Less human-centric but equally detrimental to the environment, overfishing is a big environmental issue driving the picks for sustainable fish. Many species have been fished to the point that their populations are very low, pushing prices high and driving the species close to extinction. Environmental groups keep watch for fish species that are being overfished, and suggest alternative species that aren’t as popular but may have similar tastes and textures to lower demand for endangered — and often legally protected — species to take away incentive for fishermen to catch them illegally.
If you’ve ever seen guides like Seafood Watch or Eat These Fish, you know how complicated they can be to use. As Natalie Jacewitz describes in the article “I Want To Eat Fish Responsibly, But the Seafood Guides Are So Confusing!”, finding the best fish choices in stores and restaurants can be incredibly difficult. Many restaurants don’t know where their fish comes from, and even if they do, their vendors may not be truthful; a recent study found that 33% of the seafood from six restaurants in Washington D.C. was mislabeled. In some cases, the mislabeled fish was “closely related or considered acceptable alternatives,” but some rarer cases were low quality or endangered fish species being advertised (and priced) as very expensive species. Therefore, even if you ask the restaurant the specifics of how their seafood was caught and where it came from, you may still end up eating seafood that isn’t safe or is harmful to the environment.

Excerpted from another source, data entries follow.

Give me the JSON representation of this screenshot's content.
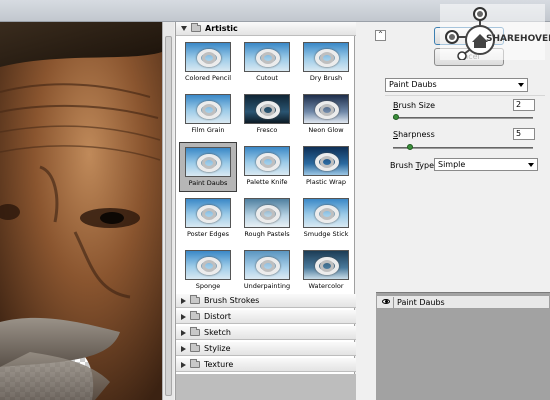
{
  "gallery": {
    "artistic_label": "Artistic",
    "filters": [
      {
        "name": "Colored Pencil",
        "bg": "#2f6f9c"
      },
      {
        "name": "Cutout",
        "bg": "#3f86b7"
      },
      {
        "name": "Dry Brush",
        "bg": "#3d7eaf"
      },
      {
        "name": "Film Grain",
        "bg": "#5c8ba3"
      },
      {
        "name": "Fresco",
        "bg": "#1b3c50"
      },
      {
        "name": "Neon Glow",
        "bg": "#3d5a78"
      },
      {
        "name": "Paint Daubs",
        "bg": "#4a86b4"
      },
      {
        "name": "Palette Knife",
        "bg": "#3783bb"
      },
      {
        "name": "Plastic Wrap",
        "bg": "#1c4f80"
      },
      {
        "name": "Poster Edges",
        "bg": "#2a6e9c"
      },
      {
        "name": "Rough Pastels",
        "bg": "#5a8fae"
      },
      {
        "name": "Smudge Stick",
        "bg": "#4c87a9"
      },
      {
        "name": "Sponge",
        "bg": "#3a7aaa"
      },
      {
        "name": "Underpainting",
        "bg": "#6da7cd"
      },
      {
        "name": "Watercolor",
        "bg": "#2d5d7e"
      }
    ],
    "selected": "Paint Daubs",
    "categories": [
      "Brush Strokes",
      "Distort",
      "Sketch",
      "Stylize",
      "Texture"
    ]
  },
  "controls": {
    "filter_select": "Paint Daubs",
    "brush_size_label_u": "B",
    "brush_size_label_rest": "rush Size",
    "brush_size_value": "2",
    "brush_size_level": 0.02,
    "sharpness_label_u": "S",
    "sharpness_label_rest": "harpness",
    "sharpness_value": "5",
    "sharpness_level": 0.12,
    "brush_type_label_pre": "Brush ",
    "brush_type_label_u": "T",
    "brush_type_label_rest": "ype:",
    "brush_type_value": "Simple",
    "collapse_symbol": "⌃",
    "cancel_label": "ancel"
  },
  "layers": {
    "layer_name": "Paint Daubs"
  },
  "logo": {
    "word": "SHAREHOVEL"
  }
}
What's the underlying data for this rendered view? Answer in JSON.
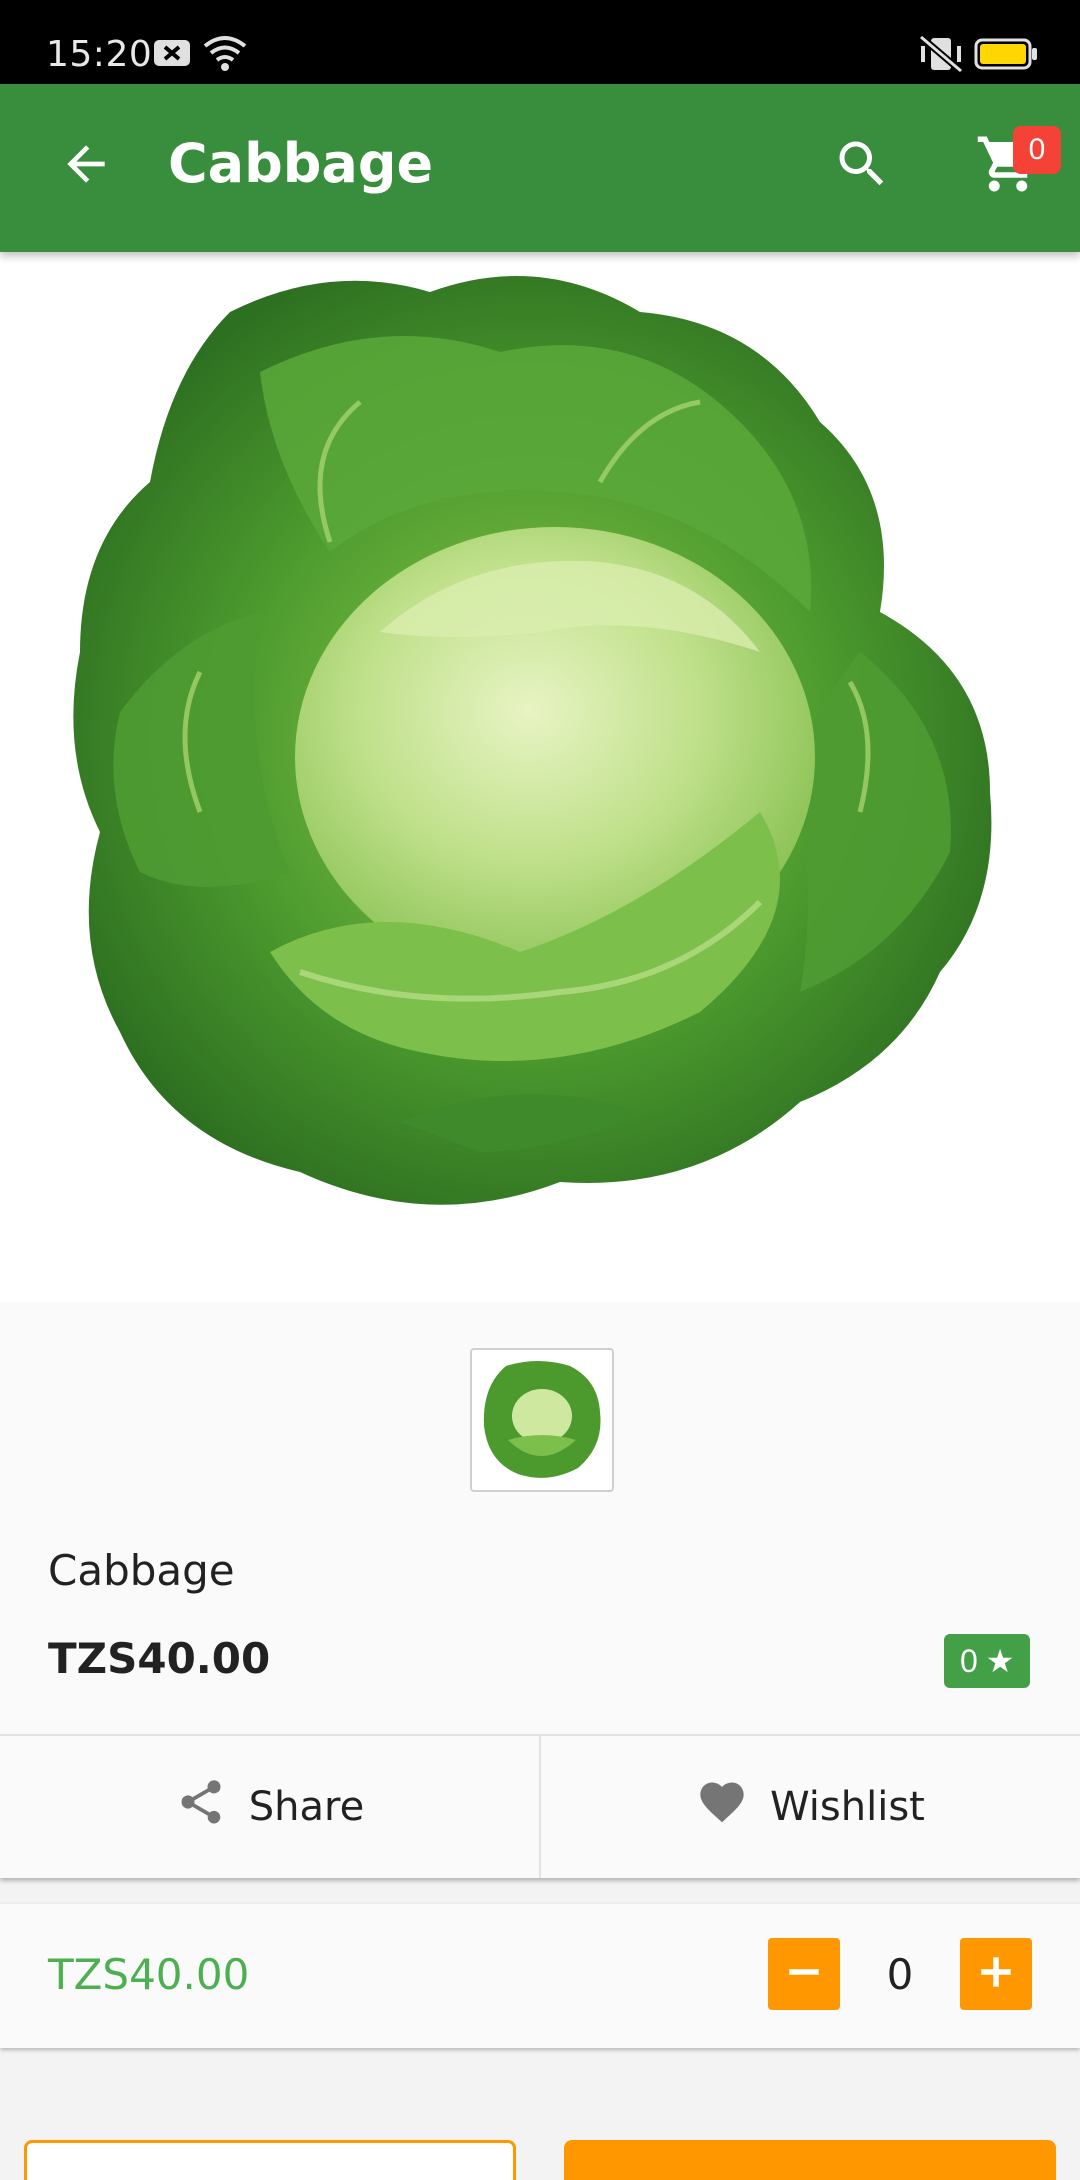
{
  "status_bar": {
    "time": "15:20",
    "icons": [
      "notification-x-icon",
      "wifi-icon",
      "vibrate-icon",
      "battery-icon"
    ]
  },
  "app_bar": {
    "title": "Cabbage",
    "cart_count": "0",
    "icons": [
      "back-arrow-icon",
      "search-icon",
      "cart-icon"
    ],
    "color": "#388e3c"
  },
  "product": {
    "name": "Cabbage",
    "price": "TZS40.00",
    "rating": "0",
    "rating_icon": "star-icon"
  },
  "actions": {
    "share_label": "Share",
    "wishlist_label": "Wishlist"
  },
  "purchase": {
    "price": "TZS40.00",
    "quantity": "0",
    "accent": "#ff9800"
  }
}
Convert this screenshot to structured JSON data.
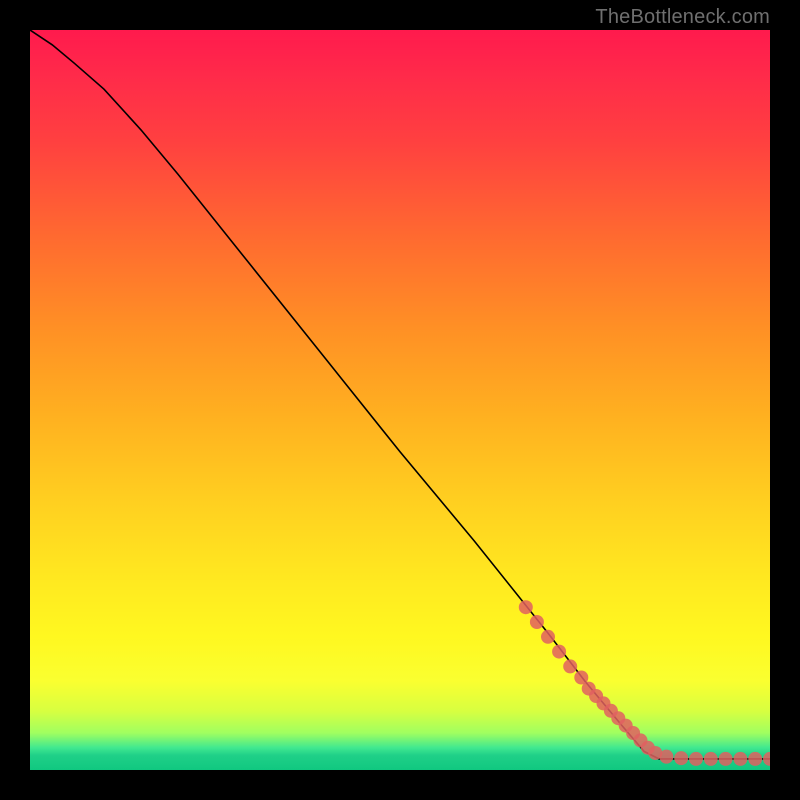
{
  "watermark": "TheBottleneck.com",
  "chart_data": {
    "type": "line",
    "title": "",
    "xlabel": "",
    "ylabel": "",
    "xlim": [
      0,
      100
    ],
    "ylim": [
      0,
      100
    ],
    "grid": false,
    "series": [
      {
        "name": "curve",
        "style": "line",
        "color": "#000000",
        "x": [
          0,
          3,
          6,
          10,
          15,
          20,
          30,
          40,
          50,
          60,
          70,
          75,
          80,
          83,
          85,
          88,
          90,
          95,
          100
        ],
        "y": [
          100,
          98,
          95.5,
          92,
          86.5,
          80.5,
          68,
          55.5,
          43,
          31,
          18.5,
          12,
          6,
          2.5,
          1.5,
          1.5,
          1.5,
          1.5,
          1.5
        ]
      },
      {
        "name": "highlighted-segment",
        "style": "points",
        "color": "#e06060",
        "x": [
          67,
          68.5,
          70,
          71.5,
          73,
          74.5,
          75.5,
          76.5,
          77.5,
          78.5,
          79.5,
          80.5,
          81.5,
          82.5,
          83.5,
          84.5,
          86,
          88,
          90,
          92,
          94,
          96,
          98,
          100
        ],
        "y": [
          22,
          20,
          18,
          16,
          14,
          12.5,
          11,
          10,
          9,
          8,
          7,
          6,
          5,
          4,
          3,
          2.3,
          1.8,
          1.6,
          1.5,
          1.5,
          1.5,
          1.5,
          1.5,
          1.5
        ]
      }
    ]
  }
}
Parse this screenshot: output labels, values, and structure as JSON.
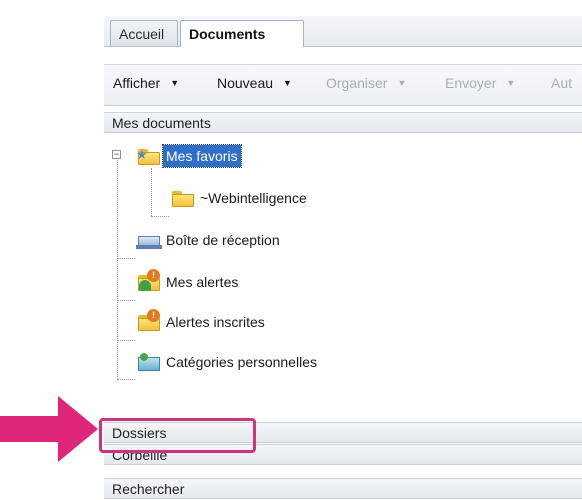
{
  "tabs": [
    {
      "label": "Accueil"
    },
    {
      "label": "Documents",
      "active": true
    }
  ],
  "toolbar": {
    "items": [
      {
        "label": "Afficher",
        "enabled": true
      },
      {
        "label": "Nouveau",
        "enabled": true
      },
      {
        "label": "Organiser",
        "enabled": false
      },
      {
        "label": "Envoyer",
        "enabled": false
      },
      {
        "label": "Aut",
        "enabled": false
      }
    ],
    "dropdown_glyph": "▼"
  },
  "sections": {
    "mes_documents": "Mes documents",
    "dossiers": "Dossiers",
    "corbeille": "Corbeille",
    "rechercher": "Rechercher"
  },
  "tree": {
    "expander_glyph": "−",
    "items": [
      {
        "label": "Mes favoris",
        "icon": "favorites-folder-icon",
        "selected": true
      },
      {
        "label": "~Webintelligence",
        "icon": "folder-icon"
      },
      {
        "label": "Boîte de réception",
        "icon": "inbox-icon"
      },
      {
        "label": "Mes alertes",
        "icon": "alerts-icon"
      },
      {
        "label": "Alertes inscrites",
        "icon": "subscribed-alerts-icon"
      },
      {
        "label": "Catégories personnelles",
        "icon": "personal-categories-icon"
      }
    ]
  },
  "annotation": {
    "arrow_color": "#e0267a",
    "highlight_color": "#d0337e"
  },
  "colors": {
    "selection": "#2f6fc7"
  }
}
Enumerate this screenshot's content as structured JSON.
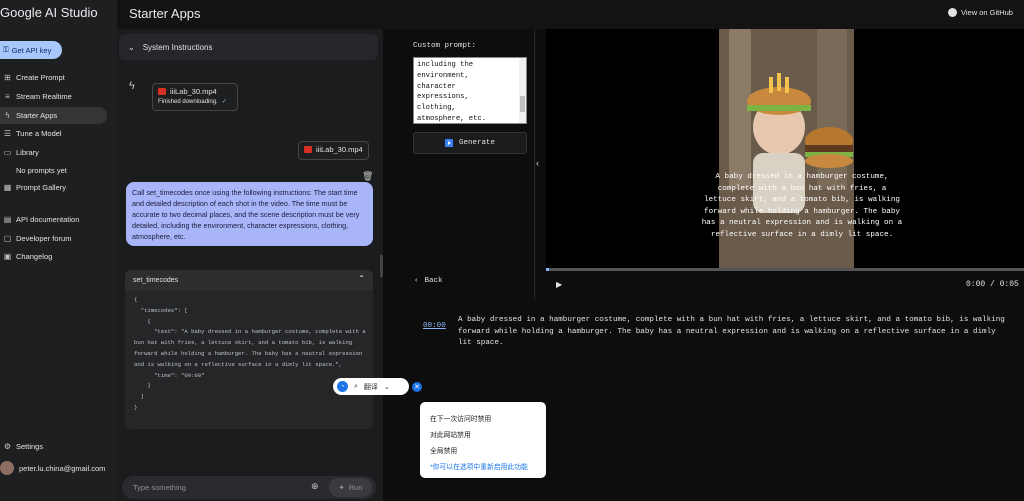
{
  "app": {
    "brand": "Google AI Studio",
    "page_title": "Starter Apps",
    "github_label": "View on GitHub"
  },
  "sidebar": {
    "api_key_label": "Get API key",
    "items": [
      {
        "label": "Create Prompt",
        "icon": "create-prompt-icon"
      },
      {
        "label": "Stream Realtime",
        "icon": "stream-icon"
      },
      {
        "label": "Starter Apps",
        "icon": "starter-apps-icon"
      },
      {
        "label": "Tune a Model",
        "icon": "tune-icon"
      },
      {
        "label": "Library",
        "icon": "library-icon"
      }
    ],
    "no_prompts": "No prompts yet",
    "prompt_gallery": "Prompt Gallery",
    "links": [
      {
        "label": "API documentation",
        "icon": "doc-icon"
      },
      {
        "label": "Developer forum",
        "icon": "forum-icon"
      },
      {
        "label": "Changelog",
        "icon": "changelog-icon"
      }
    ],
    "settings": "Settings",
    "user_email": "peter.lu.china@gmail.com"
  },
  "chat": {
    "system_instructions": "System Instructions",
    "file_name_1": "iiiLab_30.mp4",
    "file_status": "Finished downloading.",
    "file_name_2": "iiiLab_30.mp4",
    "prompt": "Call set_timecodes once using the following instructions: The start time and detailed description of each shot in the video. The time must be accurate to two decimal places, and the scene description must be very detailed, including the environment, character expressions, clothing, atmosphere, etc.",
    "function_name": "set_timecodes",
    "code_lines": [
      "{",
      "  \"timecodes\": [",
      "    {",
      "      \"text\": \"A baby dressed in a hamburger costume, complete with a",
      "bun hat with fries, a lettuce skirt, and a tomato bib, is walking",
      "forward while holding a hamburger. The baby has a neutral expression",
      "and is walking on a reflective surface in a dimly lit space.\",",
      "      \"time\": \"00:00\"",
      "    }",
      "  ]",
      "}"
    ],
    "input_placeholder": "Type something",
    "run_label": "Run"
  },
  "app_panel": {
    "custom_prompt_label": "Custom prompt:",
    "custom_prompt_lines": [
      "including the",
      "environment,",
      "character",
      "expressions,",
      "clothing,",
      "atmosphere, etc."
    ],
    "generate_label": "Generate",
    "back_label": "Back",
    "time_display": "0:00 / 0:05",
    "progress": 0.0,
    "caption": "A baby dressed in a hamburger costume, complete with a bun hat with fries, a lettuce skirt, and a tomato bib, is walking forward while holding a hamburger. The baby has a neutral expression and is walking on a reflective surface in a dimly lit space.",
    "timecode": "00:00",
    "description": "A baby dressed in a hamburger costume, complete with a bun hat with fries, a lettuce skirt, and a tomato bib, is walking forward while holding a hamburger. The baby has a neutral expression and is walking on a reflective surface in a dimly lit space."
  },
  "translate_widget": {
    "label": "翻译",
    "menu": [
      "在下一次访问时禁用",
      "对此网站禁用",
      "全局禁用"
    ],
    "note": "*你可以在选项中重新启用此功能"
  },
  "colors": {
    "accent": "#a8c7fa",
    "prompt_bubble": "#a8b5f9",
    "link": "#8ab4f8"
  }
}
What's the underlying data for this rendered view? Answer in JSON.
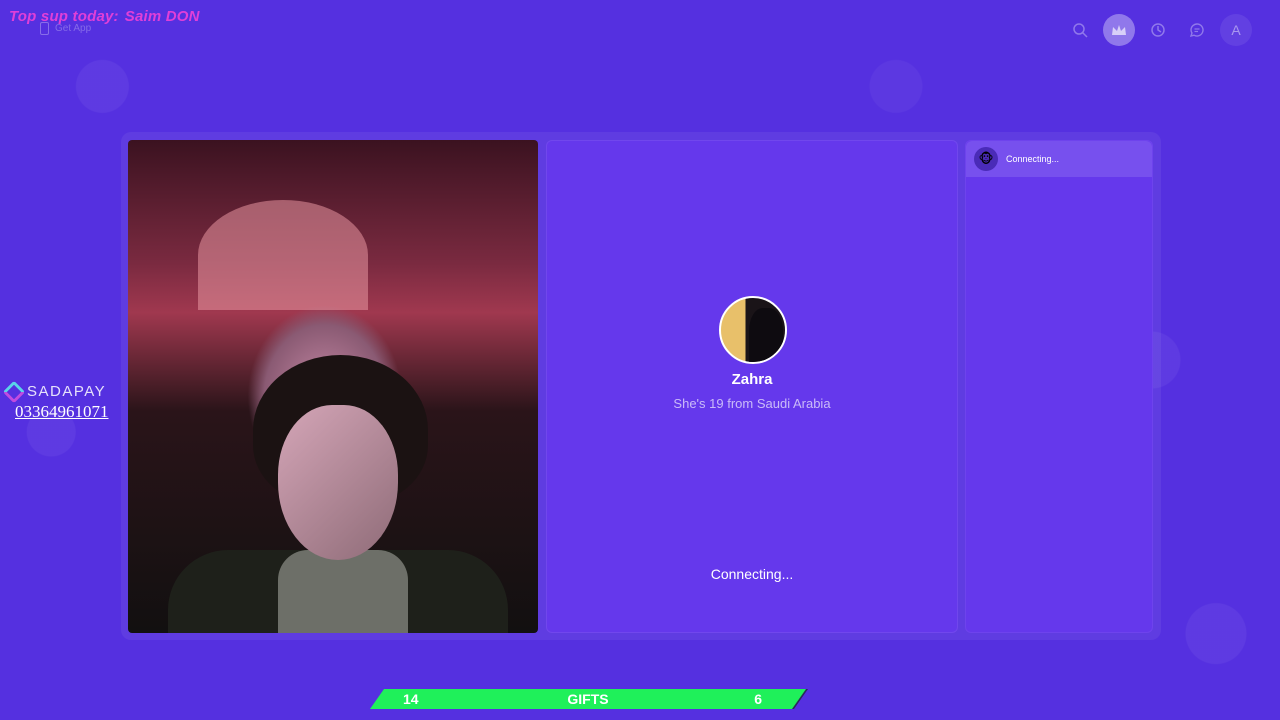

Each guide has different parameters for their choices. Some may be geared more towards environmental impact, while others focus more on food safety. Seafood Watch focuses most heavily on overfished species and harmful fishing and farming methods, updating their guides regularly and specializing them for each state. Eat These Fish focuses on suggesting good tasting but uncommon alternatives for popular and problematic species. Since restaurants have issues with labeling and sourcing, these guides are most helpful for buying fish from your local markets. There may still be rare issues of unclear sourcing, but it’s the best method available to find healthy and environmentally friendly seafood. Here on the coast, we have innumerable options when it comes to seafood. The Seafood Watch website has printable lists for residents and visitors of each state that can fit inside your wallet (as seen above), and their app can give you sustainable options on-the-go anytime. If we want to keep our seafood variety alive while maintaining our own safety and the health of the environment, every sustainable purchase counts.